Tall Tales, Long Lenses showcases Marriott’s remarkable talents well. Along with Wayne Lynch, I think he is one of this country’s premier wildlife photographers. The photos included in this collection comfortably support that judgment. The composition, textures, colours, and details of his photographs prompt a wide range of responses and reactions. It’s impossible not to be moved by photos revealing the power of Frank the Tank, or the playfulness of the two grizzly cubs he named The Devil and The Dark Side. Magical auras emanate from his photos of the Yukon landscape and the Great Bear Rainforest. The beauty of Marriott’s photography alone will lead me to return to it over and over again.

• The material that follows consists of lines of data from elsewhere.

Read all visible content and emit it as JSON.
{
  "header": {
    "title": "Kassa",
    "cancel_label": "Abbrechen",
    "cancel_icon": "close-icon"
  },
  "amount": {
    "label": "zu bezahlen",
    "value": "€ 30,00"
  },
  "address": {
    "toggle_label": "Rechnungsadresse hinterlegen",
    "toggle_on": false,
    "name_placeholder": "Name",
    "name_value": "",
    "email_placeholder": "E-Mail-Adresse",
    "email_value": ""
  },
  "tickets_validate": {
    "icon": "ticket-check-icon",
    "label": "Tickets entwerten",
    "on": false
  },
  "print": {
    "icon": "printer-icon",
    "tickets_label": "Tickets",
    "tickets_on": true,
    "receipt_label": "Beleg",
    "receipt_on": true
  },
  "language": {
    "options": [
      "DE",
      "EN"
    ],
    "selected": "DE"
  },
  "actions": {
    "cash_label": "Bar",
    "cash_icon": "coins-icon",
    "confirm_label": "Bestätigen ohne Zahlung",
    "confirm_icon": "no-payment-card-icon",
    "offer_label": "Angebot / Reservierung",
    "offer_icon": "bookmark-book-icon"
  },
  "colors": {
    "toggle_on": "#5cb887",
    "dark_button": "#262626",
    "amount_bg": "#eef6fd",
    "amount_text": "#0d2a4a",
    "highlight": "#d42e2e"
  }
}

Tall Tales, Long Lenses is much more than a beautiful book to adorn your coffee table. It also conveys important conservation messages. The death of Field in 1992, the first grizzly bear Marriott observed, testifies to how our irresponsible behaviour threatens the place of bears in the wild. Sloppy food storage in Banff National Park campgrounds encouraged Field to develop a taste for human food. Removed from Banff, she didn’t lose that appetite. That appetite led to her death at the hands of Alberta Fish and Wildlife officers. Or, in the case of Watson – a Kermode bear in northern B.C. – people put themselves and the bear at risk by getting far too close to him alongside the Yellowhead Highway in 2013. These incidents, more than 20 years apart, suggest that our species still has much to learn when it comes to giving wildlife the respect and distance they need and deserve.
For me, the book’s most compelling lesson may rest in its introduction. John’s father offers that lesson through his hope that his son would grow up to share the love of nature the father found flyfishing along Scotch Creek north of Shuswap Lake. That love was one he wanted to share with his son. Without that father’s love of nature and without his desire to share it with his son would John Marriott have become the wildlife photographer and conservationist he is today? Would advocates for wilderness have his photographs and stories to inspire them? John is the first to point out how formative those experiences in and around Scotch Creek were to his world view and ambitions. The lesson for me is that, as supporters of wilderness, we need to do what we can with our own children and/or grandchildren to bring the spirit of Scotch Creek into their lives.
Tall Tales, Long Lenses is a beautiful, compelling collection that any wilderness advocate will treasure.